What is eosinophilic granulomatosis with polyangiitis?

Eosinophilic granulomatosis with polyangiitis (Churg-Strauss) (EGPA), also known as “allergic granulomatosis”, is a rare form of vasculitis which, like Granulomatosis with polyangiitis (Wegener's) (GPA) and microscopic polyangiitis, affects small and medium-sized vessels. Most patients with eosinophilic granulomatosis with polyangiitis (Churg-Strauss) have asthma, nasal and sinus allergies. Patients which EGPA often have unusually high numbers of eosinophils, a type of white blood cell in their blood. Asthma, as well as the presence of eosinophils are common and by themselves are not enough to base the diagnosis of EGPA on. Other problems caused by EGPA include lung infiltrates, rashes, peripheral nervous system disease, abdominal pain, kidney, and cardiac disease.

Who gets eosinophilic granulomatosis with polyangiitis?

EGPA affects people of all ages and both sexes.

What causes eosinophilic granulomatosis with polyangiitis?

The cause of EGPA is not known.

How is eosinophilic granulomatosis with polyangiitis diagnosed?

EGPA is diagnosed on the basis of a combination of symptoms and abnormal laboratory tests including an ANCA test as well as biopsy of affected tissues.

What is the treatment for eosinophilic granulomatosis with polyangiitis?

Treatment of eosinophilic granulomatosis with polyangiitis (Churg-Strauss) usually includes a combination of glucocorticoids and an immunosuppressive drug such as cyclophosphamide, methotrexate, or azathioprine. If diagnosed early, treatment can bring about early remission and prevent organ failure. It is important to understand that the asthma patients with EGPA are treated in the same way as other patients with asthma. Worsening of asthma in patients with EGPA does not necessarily mean that the EGPA is active in other organs. Unfortunately, while remission of symptoms is usually achieved, the relapse rate remains high.

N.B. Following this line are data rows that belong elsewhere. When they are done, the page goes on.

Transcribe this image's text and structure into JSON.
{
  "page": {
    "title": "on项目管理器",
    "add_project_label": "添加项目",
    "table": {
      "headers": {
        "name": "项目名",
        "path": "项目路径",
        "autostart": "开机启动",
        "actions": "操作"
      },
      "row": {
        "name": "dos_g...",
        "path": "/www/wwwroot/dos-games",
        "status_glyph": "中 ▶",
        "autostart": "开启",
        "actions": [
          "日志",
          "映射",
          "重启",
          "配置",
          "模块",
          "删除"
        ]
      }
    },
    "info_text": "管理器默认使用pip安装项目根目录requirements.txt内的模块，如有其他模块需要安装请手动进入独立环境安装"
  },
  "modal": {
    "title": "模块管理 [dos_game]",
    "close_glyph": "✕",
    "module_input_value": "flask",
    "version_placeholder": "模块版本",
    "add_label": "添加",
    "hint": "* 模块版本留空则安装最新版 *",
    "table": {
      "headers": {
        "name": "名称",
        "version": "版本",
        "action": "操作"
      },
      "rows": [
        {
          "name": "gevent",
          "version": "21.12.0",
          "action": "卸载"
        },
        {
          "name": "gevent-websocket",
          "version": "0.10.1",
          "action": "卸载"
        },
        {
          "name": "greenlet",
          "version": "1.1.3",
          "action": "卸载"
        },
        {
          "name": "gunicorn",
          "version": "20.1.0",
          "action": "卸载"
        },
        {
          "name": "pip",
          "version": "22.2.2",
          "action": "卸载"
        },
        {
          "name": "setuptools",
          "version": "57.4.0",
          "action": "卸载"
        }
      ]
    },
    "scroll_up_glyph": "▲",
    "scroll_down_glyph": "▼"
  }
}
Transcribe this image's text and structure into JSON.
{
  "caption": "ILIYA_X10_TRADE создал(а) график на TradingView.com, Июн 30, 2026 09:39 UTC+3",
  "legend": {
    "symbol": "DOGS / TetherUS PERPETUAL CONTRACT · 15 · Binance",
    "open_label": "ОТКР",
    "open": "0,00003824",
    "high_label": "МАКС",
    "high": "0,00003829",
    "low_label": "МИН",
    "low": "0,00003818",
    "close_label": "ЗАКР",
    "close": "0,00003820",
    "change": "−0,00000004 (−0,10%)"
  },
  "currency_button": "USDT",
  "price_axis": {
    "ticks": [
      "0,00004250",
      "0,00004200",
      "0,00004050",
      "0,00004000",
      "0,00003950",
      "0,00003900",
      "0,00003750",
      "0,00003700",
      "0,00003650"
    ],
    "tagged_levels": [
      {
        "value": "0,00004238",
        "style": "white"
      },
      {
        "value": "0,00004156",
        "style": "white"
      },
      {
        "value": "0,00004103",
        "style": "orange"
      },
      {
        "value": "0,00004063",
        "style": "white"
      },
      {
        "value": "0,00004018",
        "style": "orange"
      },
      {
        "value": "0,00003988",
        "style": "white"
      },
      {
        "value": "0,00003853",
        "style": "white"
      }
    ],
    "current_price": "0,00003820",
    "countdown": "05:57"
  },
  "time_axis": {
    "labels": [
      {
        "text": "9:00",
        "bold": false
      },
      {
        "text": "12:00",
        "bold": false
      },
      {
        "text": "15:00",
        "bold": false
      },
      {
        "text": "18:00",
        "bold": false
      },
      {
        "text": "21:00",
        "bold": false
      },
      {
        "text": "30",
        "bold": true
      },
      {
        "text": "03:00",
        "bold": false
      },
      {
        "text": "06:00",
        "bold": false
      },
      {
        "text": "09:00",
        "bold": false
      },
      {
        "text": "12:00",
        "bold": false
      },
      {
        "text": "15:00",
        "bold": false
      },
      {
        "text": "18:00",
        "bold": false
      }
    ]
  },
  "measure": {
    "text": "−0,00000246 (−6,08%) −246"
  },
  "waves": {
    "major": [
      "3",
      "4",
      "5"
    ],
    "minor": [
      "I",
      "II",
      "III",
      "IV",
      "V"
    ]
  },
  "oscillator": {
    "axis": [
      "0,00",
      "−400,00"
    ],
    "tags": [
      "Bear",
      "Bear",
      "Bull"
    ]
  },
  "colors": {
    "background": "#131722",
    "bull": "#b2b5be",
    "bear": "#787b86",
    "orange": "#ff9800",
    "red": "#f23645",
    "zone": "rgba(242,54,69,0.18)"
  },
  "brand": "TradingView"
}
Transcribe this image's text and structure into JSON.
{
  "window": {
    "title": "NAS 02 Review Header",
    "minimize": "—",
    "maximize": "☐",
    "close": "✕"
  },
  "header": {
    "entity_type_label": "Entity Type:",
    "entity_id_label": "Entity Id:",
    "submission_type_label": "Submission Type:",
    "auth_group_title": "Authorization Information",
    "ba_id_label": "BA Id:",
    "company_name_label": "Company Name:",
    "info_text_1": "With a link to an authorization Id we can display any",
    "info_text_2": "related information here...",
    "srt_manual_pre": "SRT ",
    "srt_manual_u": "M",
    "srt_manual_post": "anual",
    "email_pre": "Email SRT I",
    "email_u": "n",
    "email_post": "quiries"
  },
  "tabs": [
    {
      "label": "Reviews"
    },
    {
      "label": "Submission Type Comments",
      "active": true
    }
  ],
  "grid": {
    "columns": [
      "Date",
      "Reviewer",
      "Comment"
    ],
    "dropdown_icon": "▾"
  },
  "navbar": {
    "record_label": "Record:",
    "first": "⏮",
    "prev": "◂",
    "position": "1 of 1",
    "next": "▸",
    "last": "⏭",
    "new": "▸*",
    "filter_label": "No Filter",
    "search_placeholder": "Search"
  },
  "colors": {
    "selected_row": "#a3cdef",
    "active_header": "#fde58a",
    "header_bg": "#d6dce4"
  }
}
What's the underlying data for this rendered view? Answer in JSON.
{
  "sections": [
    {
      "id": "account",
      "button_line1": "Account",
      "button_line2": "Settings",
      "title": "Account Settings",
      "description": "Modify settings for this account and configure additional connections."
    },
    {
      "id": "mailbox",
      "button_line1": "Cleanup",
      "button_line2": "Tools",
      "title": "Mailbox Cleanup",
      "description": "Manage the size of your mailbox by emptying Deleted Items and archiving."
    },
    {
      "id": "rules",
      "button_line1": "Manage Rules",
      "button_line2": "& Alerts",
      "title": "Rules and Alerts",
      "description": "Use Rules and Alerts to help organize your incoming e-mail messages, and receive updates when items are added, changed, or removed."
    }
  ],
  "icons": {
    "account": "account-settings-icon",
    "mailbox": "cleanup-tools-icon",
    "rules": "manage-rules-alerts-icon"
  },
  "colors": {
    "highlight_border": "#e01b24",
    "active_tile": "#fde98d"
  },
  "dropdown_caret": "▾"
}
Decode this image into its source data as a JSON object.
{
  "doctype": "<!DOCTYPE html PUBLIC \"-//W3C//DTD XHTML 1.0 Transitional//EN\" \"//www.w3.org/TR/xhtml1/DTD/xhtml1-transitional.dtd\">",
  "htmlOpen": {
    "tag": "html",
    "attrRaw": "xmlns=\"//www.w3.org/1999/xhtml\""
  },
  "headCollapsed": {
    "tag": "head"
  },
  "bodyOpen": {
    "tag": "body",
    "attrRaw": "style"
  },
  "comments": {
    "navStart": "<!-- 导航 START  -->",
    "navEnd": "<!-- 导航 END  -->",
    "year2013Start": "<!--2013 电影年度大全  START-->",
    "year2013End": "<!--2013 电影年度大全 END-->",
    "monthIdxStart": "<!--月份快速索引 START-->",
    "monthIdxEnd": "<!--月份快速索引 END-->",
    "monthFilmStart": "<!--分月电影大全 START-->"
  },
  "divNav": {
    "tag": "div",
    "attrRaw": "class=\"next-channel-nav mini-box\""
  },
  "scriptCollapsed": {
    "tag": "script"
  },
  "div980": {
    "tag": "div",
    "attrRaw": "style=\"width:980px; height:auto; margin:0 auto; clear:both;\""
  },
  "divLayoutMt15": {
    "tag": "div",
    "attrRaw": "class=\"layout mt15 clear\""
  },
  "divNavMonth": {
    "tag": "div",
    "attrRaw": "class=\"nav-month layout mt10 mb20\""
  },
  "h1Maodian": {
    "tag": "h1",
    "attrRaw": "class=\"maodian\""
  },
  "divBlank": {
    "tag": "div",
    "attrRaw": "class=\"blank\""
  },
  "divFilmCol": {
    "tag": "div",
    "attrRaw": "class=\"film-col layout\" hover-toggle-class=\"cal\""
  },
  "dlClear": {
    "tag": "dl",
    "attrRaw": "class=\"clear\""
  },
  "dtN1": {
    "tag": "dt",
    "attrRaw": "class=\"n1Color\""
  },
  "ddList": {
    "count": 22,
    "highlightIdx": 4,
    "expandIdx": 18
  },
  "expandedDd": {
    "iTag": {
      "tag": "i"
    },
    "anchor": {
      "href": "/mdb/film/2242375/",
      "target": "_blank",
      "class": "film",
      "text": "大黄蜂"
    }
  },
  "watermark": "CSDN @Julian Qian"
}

Is asthma part of vasculitis?

Not exactly. Even though asthma is present in almost all patients with eosinophilic granulomatosis with polyangiitis (Churg-Strauss) and corticosteroids represent the cornerstone treatment for both conditions, asthma it is not part of the vasculitis. In eosinophilic granulomatosis with polyangiitis (Churg-Strauss) asthma is more to be considered as an underlying predisposing condition, and it usually persists even after effective treatment for vasculitis.

What are the chances that my newly diagnosed vasculitis will relapse?

It can be hard to determine relapses in eosinophilic granulomatosis with polyangiitis (Churg-Strauss) (EGPA). A return of sinus symptoms and asthma is very common, but these may not represent active vasculitis. These symptoms may require treatment with prednisone and are commonly the rate-limiting features in being able to reduce the prednisone dose in EGPA. Relapses of vasculitis in EGPA are less common and have been reported in ranges from 10-30%.

In Eosinophilic Granulomatosis with Polyangiitis (Churg-Strauss) do increases in the eosinophil count predict relapse?

We do not have very good data to tell us what the most reliable markers of disease activity or predictors of relapse in eosinophilic granulomatosis with polyangiitis (Churg-Strauss) (EGPA) are. Eosinophils are one of the subtypes of white blood cells and the level of eosinophils can be measured in the blood. In addition to a careful clinical evaluation, the eosinophil count and other markers of inflammation such as the erythrocyte sedimentation rate (ESR, sed rate) and C-reactive protein (CRP) are usually followed in patients with EGPA. In patients with EGPA who have positive ANCA assays, we also monitor the ANCA level (MPO-ANCA). Some patients with EGPA have elevated IgE levels at the beginning of their disease. In these patients IgE levels can be useful in follow-up to help predict relapse.

Disease activity is absent in most patients with EGPA when eosinophil levels are low. Prednisone suppresses eosinophil counts quickly and effectively. Therefore, eosinophil counts may drop faster than disease activity disappears. On the other hand, when disease activity recurs, this is usually associated with - or preceded by - increases in eosinophil counts. If increasing eosinophil counts are not addressed by changes in therapy, worsening disease activity often follows.